● YOUR GOAL
Which lines of the listing hold the string "children"? Show each of them.

● DATA SHOWN
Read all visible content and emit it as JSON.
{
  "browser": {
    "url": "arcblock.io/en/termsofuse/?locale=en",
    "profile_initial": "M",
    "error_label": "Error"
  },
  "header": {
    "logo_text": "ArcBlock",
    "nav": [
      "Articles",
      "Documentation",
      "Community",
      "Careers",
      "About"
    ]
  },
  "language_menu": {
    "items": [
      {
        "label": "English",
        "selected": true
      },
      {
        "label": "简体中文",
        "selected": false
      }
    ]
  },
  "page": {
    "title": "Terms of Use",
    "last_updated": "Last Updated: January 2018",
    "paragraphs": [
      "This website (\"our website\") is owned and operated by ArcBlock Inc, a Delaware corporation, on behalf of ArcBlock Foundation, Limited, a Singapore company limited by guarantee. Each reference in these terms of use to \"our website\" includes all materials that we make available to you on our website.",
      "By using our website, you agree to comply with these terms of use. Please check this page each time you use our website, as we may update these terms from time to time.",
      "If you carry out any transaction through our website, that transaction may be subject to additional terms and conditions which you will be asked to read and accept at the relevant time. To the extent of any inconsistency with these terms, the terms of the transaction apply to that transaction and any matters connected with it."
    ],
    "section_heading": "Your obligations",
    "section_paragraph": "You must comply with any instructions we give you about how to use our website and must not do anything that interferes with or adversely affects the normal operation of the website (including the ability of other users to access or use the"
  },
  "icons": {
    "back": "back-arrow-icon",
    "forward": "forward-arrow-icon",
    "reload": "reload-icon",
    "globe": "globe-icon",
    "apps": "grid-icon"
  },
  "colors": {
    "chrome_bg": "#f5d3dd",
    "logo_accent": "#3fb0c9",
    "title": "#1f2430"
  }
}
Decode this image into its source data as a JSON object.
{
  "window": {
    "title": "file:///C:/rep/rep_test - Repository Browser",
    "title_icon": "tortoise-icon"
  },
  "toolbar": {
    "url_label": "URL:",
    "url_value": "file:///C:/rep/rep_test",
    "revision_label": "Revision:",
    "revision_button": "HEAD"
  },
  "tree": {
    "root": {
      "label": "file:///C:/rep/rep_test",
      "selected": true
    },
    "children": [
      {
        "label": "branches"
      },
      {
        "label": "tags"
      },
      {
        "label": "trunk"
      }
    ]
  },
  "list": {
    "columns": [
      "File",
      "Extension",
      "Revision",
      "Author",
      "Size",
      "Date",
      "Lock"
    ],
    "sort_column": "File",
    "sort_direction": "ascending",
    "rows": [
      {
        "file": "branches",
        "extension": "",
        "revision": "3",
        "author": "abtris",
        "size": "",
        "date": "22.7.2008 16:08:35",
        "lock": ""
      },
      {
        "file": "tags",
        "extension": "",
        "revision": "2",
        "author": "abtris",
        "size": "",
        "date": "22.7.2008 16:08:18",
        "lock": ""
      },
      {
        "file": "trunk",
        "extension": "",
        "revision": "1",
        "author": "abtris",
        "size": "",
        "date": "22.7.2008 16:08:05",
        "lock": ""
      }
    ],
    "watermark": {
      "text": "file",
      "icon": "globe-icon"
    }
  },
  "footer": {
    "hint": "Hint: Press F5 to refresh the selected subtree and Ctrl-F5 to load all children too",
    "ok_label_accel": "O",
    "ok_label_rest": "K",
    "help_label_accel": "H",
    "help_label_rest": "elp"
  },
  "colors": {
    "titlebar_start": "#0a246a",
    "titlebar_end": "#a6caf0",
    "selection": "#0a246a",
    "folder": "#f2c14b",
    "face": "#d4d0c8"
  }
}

● ANSWER BOX
    "children": [
    "hint": "Hint: Press F5 to refresh the selected subtree and Ctrl-F5 to load all children too",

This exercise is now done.